Laura Secord would become lost and tired eventually stumbling upon a camp of Caughnawagas Warriors commanded by Captain Dominque Ducharme attached the British Indian Department. Despite the language barrier she managed to convince the Native troops to bring her to FitzGibbon at DeCew House. The trouble is that this all happened on the 22nd of June before any sort of attack was authorized by the Americans. The attack would eventually come on the 24th of June, and through the efforts of the Caughanawagas and Mohawk Warriors, the Americans were forced to surrender to a ruse played out by FitzGibbon and several other officers. FitzGibbon would see promotion and Laura Secord’s name would fade into obscurity.
The Battle of Beaver Dams Monument near the original battlefield. Laura’s fame is due to this action, and a source of controversy.
Pentax 645 – SMC Pentax A 645 75mm 1:2.8 – Kodak TMax 400 (TMY-2) – Kodak HC-110 Dil. E 7:00 @ 20C
And this is where the controversy really started, Laura’s name would not be mentioned in the after-action report of the battle. While her husband received a small pension from the government for his militia service and wound, any sort of petition to the British Colonial Government for recognition for Laura fell on deaf ears, even with the support of James FitzGibbon who suddenly remembered the young wife who warned of the attack. When James Secord passed away in 1841, there would no longer be a financial safety net for the widow. At least until a chance visit by the future King Edward VII, then the Prince of Wales in 1860. The Prince would hear of the brave action of Laura Secord, and the myth and legend would be born. In a country starving for local heroes, Laura Secord would become it. Upon his return to England he would send Laura a financial reward of 100 pounds, that’s 11600.00 pounds in 2017. It would be enough to support the widow until her death in 1863. Today her body rests next to those of her husband in Drummond Hill Cemetary in Niagara Falls, Ontario.
The Laura Secord monument on Queenston Heights. While she did not directly participate in the battle, she did come to drag away her injured husband.
Kodak Pony 135 Model C – Kodak Anaston Lens 44mm ƒ/3.5 – Efke KB 100 @ ASA-100 – Kodak HC-110 Dil. B 5:30 @ 20C

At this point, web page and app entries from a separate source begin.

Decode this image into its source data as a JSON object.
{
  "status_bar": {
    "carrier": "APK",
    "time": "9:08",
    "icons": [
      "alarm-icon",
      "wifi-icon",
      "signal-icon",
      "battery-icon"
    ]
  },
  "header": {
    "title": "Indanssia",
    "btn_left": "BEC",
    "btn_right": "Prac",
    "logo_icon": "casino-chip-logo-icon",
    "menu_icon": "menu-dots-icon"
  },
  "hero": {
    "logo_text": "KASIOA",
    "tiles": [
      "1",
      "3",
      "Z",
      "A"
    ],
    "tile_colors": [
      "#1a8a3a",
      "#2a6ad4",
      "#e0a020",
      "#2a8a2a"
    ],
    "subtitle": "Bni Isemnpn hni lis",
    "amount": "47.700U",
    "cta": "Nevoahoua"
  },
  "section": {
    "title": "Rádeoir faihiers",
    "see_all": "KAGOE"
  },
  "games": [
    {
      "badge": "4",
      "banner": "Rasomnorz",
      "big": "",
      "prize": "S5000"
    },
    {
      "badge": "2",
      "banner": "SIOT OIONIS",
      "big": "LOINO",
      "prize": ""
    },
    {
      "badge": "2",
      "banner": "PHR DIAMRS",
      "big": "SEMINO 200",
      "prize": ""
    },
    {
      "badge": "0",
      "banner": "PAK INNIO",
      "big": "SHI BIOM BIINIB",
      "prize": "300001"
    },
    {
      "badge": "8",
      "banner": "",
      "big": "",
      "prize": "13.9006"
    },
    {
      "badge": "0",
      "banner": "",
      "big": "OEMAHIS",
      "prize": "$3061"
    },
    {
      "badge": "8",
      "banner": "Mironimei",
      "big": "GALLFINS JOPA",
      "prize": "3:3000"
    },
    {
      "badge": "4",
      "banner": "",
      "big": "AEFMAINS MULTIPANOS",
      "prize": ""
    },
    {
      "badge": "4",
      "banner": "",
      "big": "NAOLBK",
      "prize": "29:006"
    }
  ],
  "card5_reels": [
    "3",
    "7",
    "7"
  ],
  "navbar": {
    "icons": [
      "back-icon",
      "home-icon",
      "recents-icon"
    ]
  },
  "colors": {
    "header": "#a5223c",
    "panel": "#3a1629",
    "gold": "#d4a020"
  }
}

Laura’s story doesn’t stop there; her fame only grew after her death. Songs, poems, and dramatic interpretations were being produced about Laura Secord. She became a genuine folk hero. And like any hero legends about her journey soon began to circle. The legends stated that Laura brought a cow along as camouflage, or that she did the entire journey at night (she actually left early in the day on the 22nd of June), or that she did it all barefoot, all of which have been proven to be false. There were also detractors, stating that her journey was in vain, or completely unnecessary. But FitzGibbon’s letters of support of the Secord’s support requests in the 1820s secured Laura’s place in history as one of the hero’s of the Battle of Beaverdams. Memorials to her sprang up in the early 20th century both at Lundy’s Lane (Drummond Hill Cemetery), and Queenston Heights. The chocolate company that bears her name was established in 1913 and was instrumental in rebuilding and restoring the Secord home in Queenston in 1971. Queenston is also home to Laura Secord Public School, which is to become an additional space for Willowbank School of Restoration Arts. Laura Secord remains a well-known folk hero to this day, her image on postage stamps, and even a statue in Ottawa among the other greats of Canada’s proud history.

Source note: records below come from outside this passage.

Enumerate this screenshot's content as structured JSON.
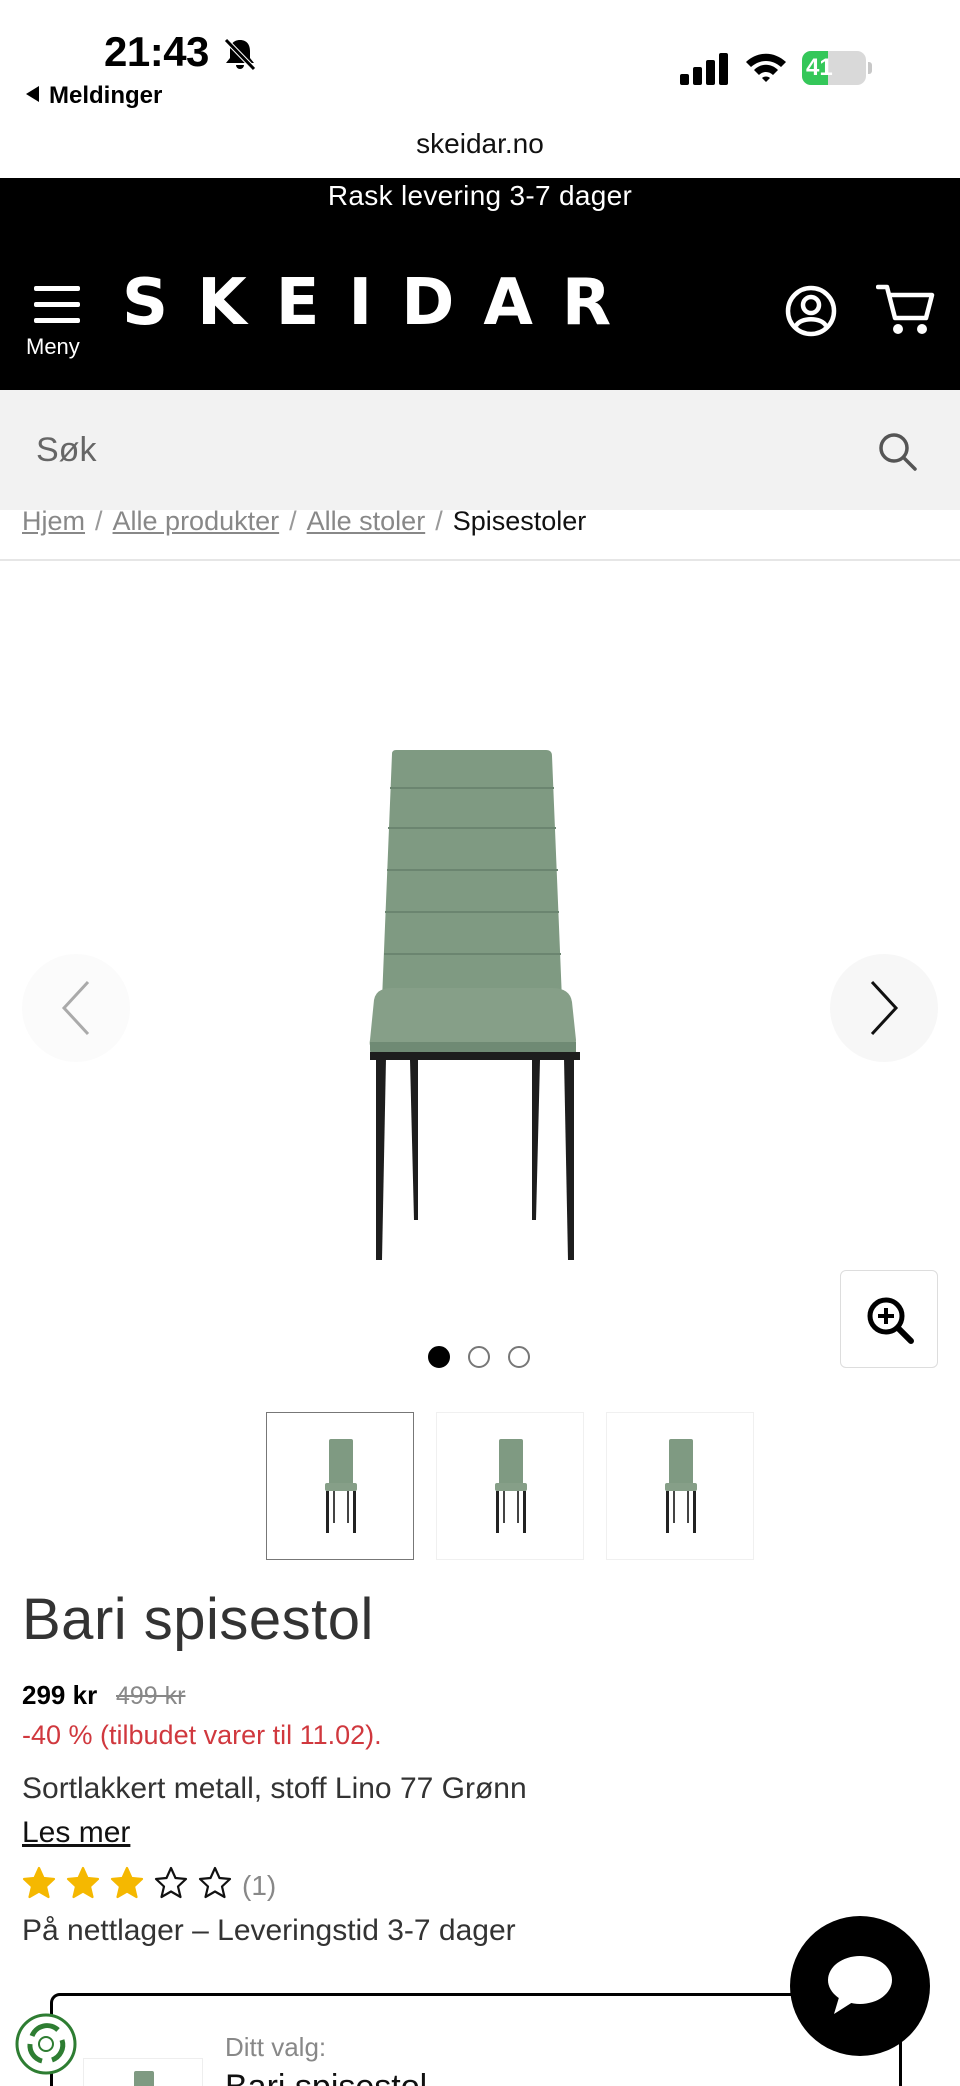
{
  "status_bar": {
    "time": "21:43",
    "back_app": "Meldinger",
    "battery_level": "41",
    "battery_fraction": 0.41,
    "icons": [
      "bell-slash-icon",
      "cellular-signal-icon",
      "wifi-icon",
      "battery-charging-icon"
    ]
  },
  "browser": {
    "url": "skeidar.no"
  },
  "promo": {
    "text": "Rask levering 3-7 dager"
  },
  "header": {
    "menu_label": "Meny",
    "logo": "SKEIDAR",
    "icons": [
      "menu-icon",
      "account-icon",
      "cart-icon"
    ]
  },
  "search": {
    "placeholder": "Søk"
  },
  "breadcrumb": {
    "items": [
      "Hjem",
      "Alle produkter",
      "Alle stoler"
    ],
    "current": "Spisestoler",
    "separator": "/"
  },
  "gallery": {
    "image_count": 3,
    "active_index": 0,
    "icons": [
      "chevron-left-icon",
      "chevron-right-icon",
      "zoom-in-icon"
    ]
  },
  "product": {
    "title": "Bari spisestol",
    "price": "299 kr",
    "old_price": "499 kr",
    "discount_text": "-40 % (tilbudet varer til 11.02).",
    "description": "Sortlakkert metall, stoff Lino 77 Grønn",
    "read_more": "Les mer",
    "rating": 3,
    "rating_max": 5,
    "rating_count": "(1)",
    "stock_text": "På nettlager – Leveringstid 3-7 dager"
  },
  "selection": {
    "label": "Ditt valg:",
    "value": "Bari spisestol"
  },
  "colors": {
    "header_bg": "#000000",
    "search_bg": "#f2f2f2",
    "discount": "#d0383e",
    "star": "#f5b800",
    "chair_fabric": "#7f9a82",
    "battery": "#34c759"
  }
}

The former Laura Secord Public School in Queenston, Ontairo. Today it’s an extension of the Willowbank School of Restoration Arts.
Pentax 645 – SMC Pentax A 645 35mm 1:3.5 – Kodak Tri-X 400 @ ASA-400 – Processing By: Old School Photo Lab
With Files from:
Hickey, Donald R. Don’t Give up the Ship!: Myths of the War of 1812. Urbana: U of Illinois, 2006. Print.
Hickey, Donald R. The War of 1812: A Forgotten Conflict. Urbana: U of Illinois, 1989. Print.
Lossing, Benson John. The Pictorial Field-book of the War of 1812. Gretna, LA: Pelican Pub., 2003. Print.